Some of you might say "Oh, you could download 'Eclipse IDE for C/C++ Developers' all in one installation", but the point is a lot of developers are already using their own version of Eclipse, with various plugins/addons installed, so it is better to show in this tutorial how to do all that in the modular way. That way developers, who already have Eclipse installed with Java/C++/Lua/PHP/custom addons, can just skip this first step and continue, without the need to search on Google how to do all this without breaking heir currently installed version of Eclipse.
- Uncompress and run the Eclipse
After uncompressing (usually with "tar xzf eclipse.<version info here>.tar.gz"), you can simply enter the eclipse directory (with "cd eclipse") and run the Eclipse (usually using "./eclipse"). After you start the Eclipse for the first time, it will ask you for the "workspace" directory. This directory will contain your future projects in subdirectories. You can also switch between workspaces if you work for example in Java/Lua?/PHP/C++ (as I do) and that way you can organize your projects better, by making separate directories for each programming language, with subdirectories for each new project you work on. Also, you can close the "Welcome" tab, to be able to see the workspace behind it.
- Install "Eclipse CDT project plugin" (C++ Development Tools)
The usual way to do this is to start the Eclipse and go to the "Help - Install New Software" menu option. When the new dialog window shows, you'll have to do 2 things. The first thing is to tell Eclipse from where do you want to download/install stuff. In the latest Eclipse, the field name is named "Work with" and you should select the latest Eclipse version there. In my case, the option was named "Indigo - http://download.eclipse.org/releases/indigo". After that, you should type 'cdt' in the search filter field, below the "Work with" field. The results will appear depending on your Eclipse version, so select all CDT related packages and click "Next", accept the license agreement and install all that. Restart Eclipse if asked.

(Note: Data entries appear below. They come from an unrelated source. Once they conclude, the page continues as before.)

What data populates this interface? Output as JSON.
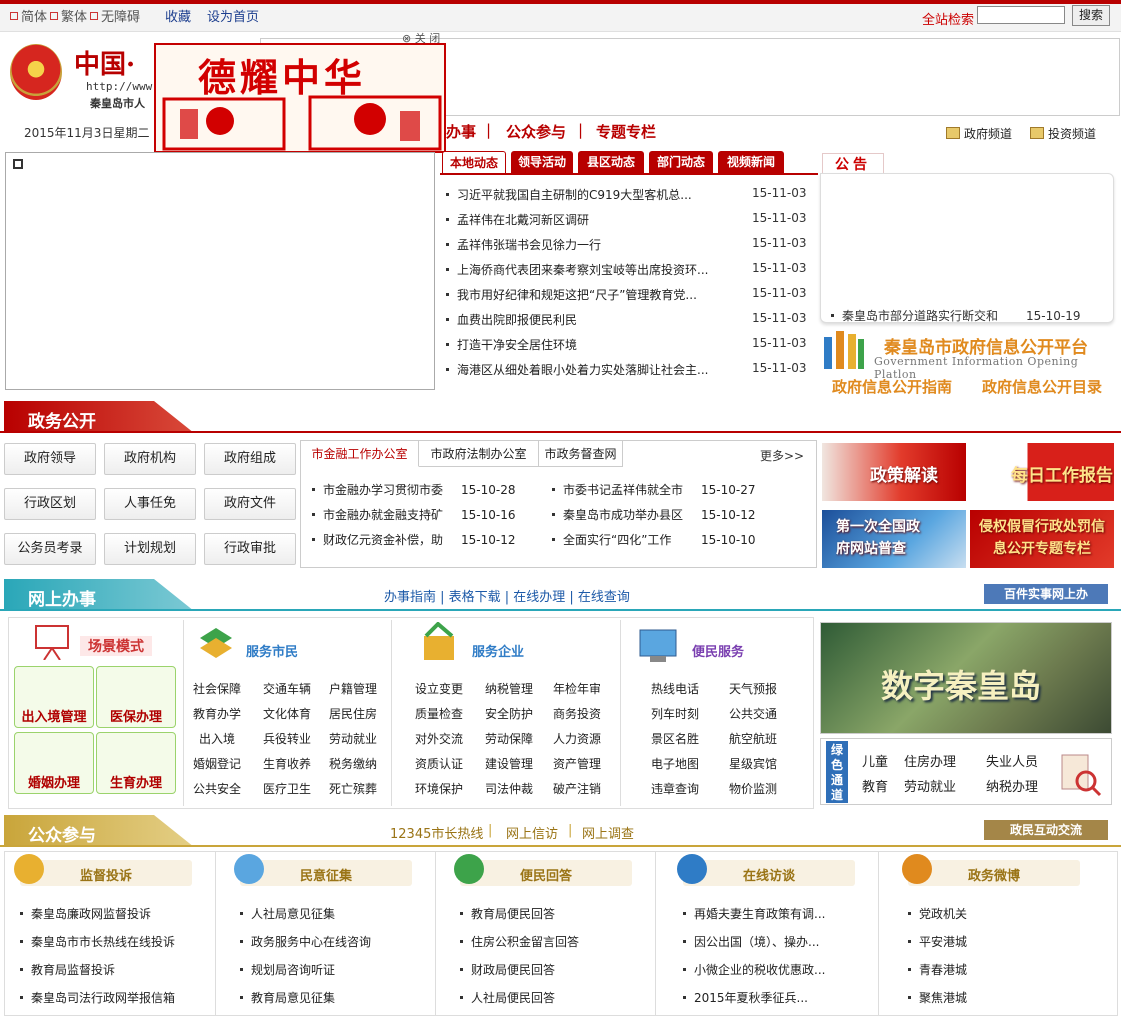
{
  "topbar": {
    "simplified": "简体",
    "traditional": "繁体",
    "accessible": "无障碍",
    "bookmark": "收藏",
    "set_home": "设为首页",
    "search_label": "全站检索",
    "search_value": "",
    "search_button": "搜索"
  },
  "header": {
    "logo_text": "中国·",
    "logo_url": "http://www.",
    "logo_sub": "秦皇岛市人",
    "close_ad": "⊗ 关 闭",
    "float_ad_title": "德耀中华"
  },
  "nav": {
    "date": "2015年11月3日星期二",
    "items": [
      "办事",
      "公众参与",
      "专题专栏"
    ],
    "channel_gov": "政府频道",
    "channel_invest": "投资频道"
  },
  "news": {
    "tabs": [
      "本地动态",
      "领导活动",
      "县区动态",
      "部门动态",
      "视频新闻"
    ],
    "items": [
      {
        "title": "习近平就我国自主研制的C919大型客机总...",
        "date": "15-11-03"
      },
      {
        "title": "孟祥伟在北戴河新区调研",
        "date": "15-11-03"
      },
      {
        "title": "孟祥伟张瑞书会见徐力一行",
        "date": "15-11-03"
      },
      {
        "title": "上海侨商代表团来秦考察刘宝岐等出席投资环...",
        "date": "15-11-03"
      },
      {
        "title": "我市用好纪律和规矩这把“尺子”管理教育党...",
        "date": "15-11-03"
      },
      {
        "title": "血费出院即报便民利民",
        "date": "15-11-03"
      },
      {
        "title": "打造干净安全居住环境",
        "date": "15-11-03"
      },
      {
        "title": "海港区从细处着眼小处着力实处落脚让社会主...",
        "date": "15-11-03"
      }
    ]
  },
  "notice": {
    "tab": "公告",
    "item": "秦皇岛市部分道路实行断交和",
    "item_date": "15-10-19"
  },
  "govinfo": {
    "title": "秦皇岛市政府信息公开平台",
    "subtitle": "Government Information Opening Platlon",
    "guide": "政府信息公开指南",
    "catalog": "政府信息公开目录"
  },
  "gov_open": {
    "heading": "政务公开",
    "buttons": [
      "政府领导",
      "政府机构",
      "政府组成",
      "行政区划",
      "人事任免",
      "政府文件",
      "公务员考录",
      "计划规划",
      "行政审批"
    ],
    "office_tabs": [
      "市金融工作办公室",
      "市政府法制办公室",
      "市政务督查网"
    ],
    "more": "更多>>",
    "office_items": [
      {
        "title": "市金融办学习贯彻市委",
        "date": "15-10-28"
      },
      {
        "title": "市委书记孟祥伟就全市",
        "date": "15-10-27"
      },
      {
        "title": "市金融办就金融支持矿",
        "date": "15-10-16"
      },
      {
        "title": "秦皇岛市成功举办县区",
        "date": "15-10-12"
      },
      {
        "title": "财政亿元资金补偿，助",
        "date": "15-10-12"
      },
      {
        "title": "全面实行“四化”工作",
        "date": "15-10-10"
      }
    ],
    "promos": [
      "政策解读",
      "每日工作报告",
      "第一次全国政府网站普查",
      "侵权假冒行政处罚信息公开专题专栏"
    ]
  },
  "online": {
    "heading": "网上办事",
    "links": "办事指南 | 表格下载 | 在线办理 | 在线查询",
    "button": "百件实事网上办",
    "scene_title": "场景模式",
    "scenes": [
      "出入境管理",
      "医保办理",
      "婚姻办理",
      "生育办理"
    ],
    "citizen_title": "服务市民",
    "citizen": [
      "社会保障",
      "交通车辆",
      "户籍管理",
      "教育办学",
      "文化体育",
      "居民住房",
      "出入境",
      "兵役转业",
      "劳动就业",
      "婚姻登记",
      "生育收养",
      "税务缴纳",
      "公共安全",
      "医疗卫生",
      "死亡殡葬"
    ],
    "enterprise_title": "服务企业",
    "enterprise": [
      "设立变更",
      "纳税管理",
      "年检年审",
      "质量检查",
      "安全防护",
      "商务投资",
      "对外交流",
      "劳动保障",
      "人力资源",
      "资质认证",
      "建设管理",
      "资产管理",
      "环境保护",
      "司法仲裁",
      "破产注销"
    ],
    "convenience_title": "便民服务",
    "convenience": [
      "热线电话",
      "天气预报",
      "列车时刻",
      "公共交通",
      "景区名胜",
      "航空航班",
      "电子地图",
      "星级宾馆",
      "违章查询",
      "物价监测"
    ],
    "digital_title": "数字秦皇岛",
    "green_label": "绿色通道",
    "green": [
      "儿童",
      "住房办理",
      "失业人员",
      "教育",
      "劳动就业",
      "纳税办理"
    ]
  },
  "public": {
    "heading": "公众参与",
    "links": [
      "12345市长热线",
      "网上信访",
      "网上调查"
    ],
    "button": "政民互动交流",
    "columns": [
      {
        "title": "监督投诉",
        "items": [
          "秦皇岛廉政网监督投诉",
          "秦皇岛市市长热线在线投诉",
          "教育局监督投诉",
          "秦皇岛司法行政网举报信箱"
        ]
      },
      {
        "title": "民意征集",
        "items": [
          "人社局意见征集",
          "政务服务中心在线咨询",
          "规划局咨询听证",
          "教育局意见征集"
        ]
      },
      {
        "title": "便民回答",
        "items": [
          "教育局便民回答",
          "住房公积金留言回答",
          "财政局便民回答",
          "人社局便民回答"
        ]
      },
      {
        "title": "在线访谈",
        "items": [
          "再婚夫妻生育政策有调...",
          "因公出国（境）、操办...",
          "小微企业的税收优惠政...",
          "2015年夏秋季征兵..."
        ]
      },
      {
        "title": "政务微博",
        "items": [
          "党政机关",
          "平安港城",
          "青春港城",
          "聚焦港城"
        ]
      }
    ]
  },
  "colors": {
    "brand_red": "#b80000",
    "online_teal": "#2aa7b8",
    "public_gold": "#c9a53a",
    "gov_orange": "#e08a1e"
  }
}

If there were any errors during the installation, you can view the error log by going to "Help - About Eclipse SDK", then press the button "Installation Details", switch to the "Configuration" tab and press "View error log" :) Simple, right? :))) I had some issues with certificates, because I was using Debian. More info here: https://bugs.eclipse.org/bugs/show_bug.cgi?id=258301 If that's the case with you too, you can solve that issue by typing in console the following command: "update-ca-certificates -f -v" and repeating the installation process for CDT. Restart Eclipse if asked.
- Install GIT plugin
You can use this tutorial: http://www.vogella.de/articles/EGit/article.html or you can just repeat the same installation process as for "cdt" but instead of "cdt" you need to type 'git'. The rest is the same. Restart Eclipse if asked.
- Clone the FFmpeg's git repository
In the Eclipse, go to main menu option "File - Import - Git - Projects From Git", paste the git url " git://source.ffmpeg.org/ffmpeg.git" and press the "Clone" button.
- Create new C++ project using existing FFmpeg's source code
In the Eclipse, go to main menu option "File - New - Project", then choose "C/C++" and then "Makefile Project with Existing Code" and navigate to the FFmpeg's source code directory you have cloned in the previous step (usually "/home/<username>/git/ffmpeg").
- Compile the source code
First of all, make sure you have c++, g++, make and other build tools installed. If you are using debian/ubuntu, you can type "apt-get install build-essential". Before you compile the source code for the first time, you'll have to go to your local git directory ("/home/<username>/git/ffmpeg") and type "./configure". After it finishes, go back to Eclipse and use the main menu option "Project - Build All".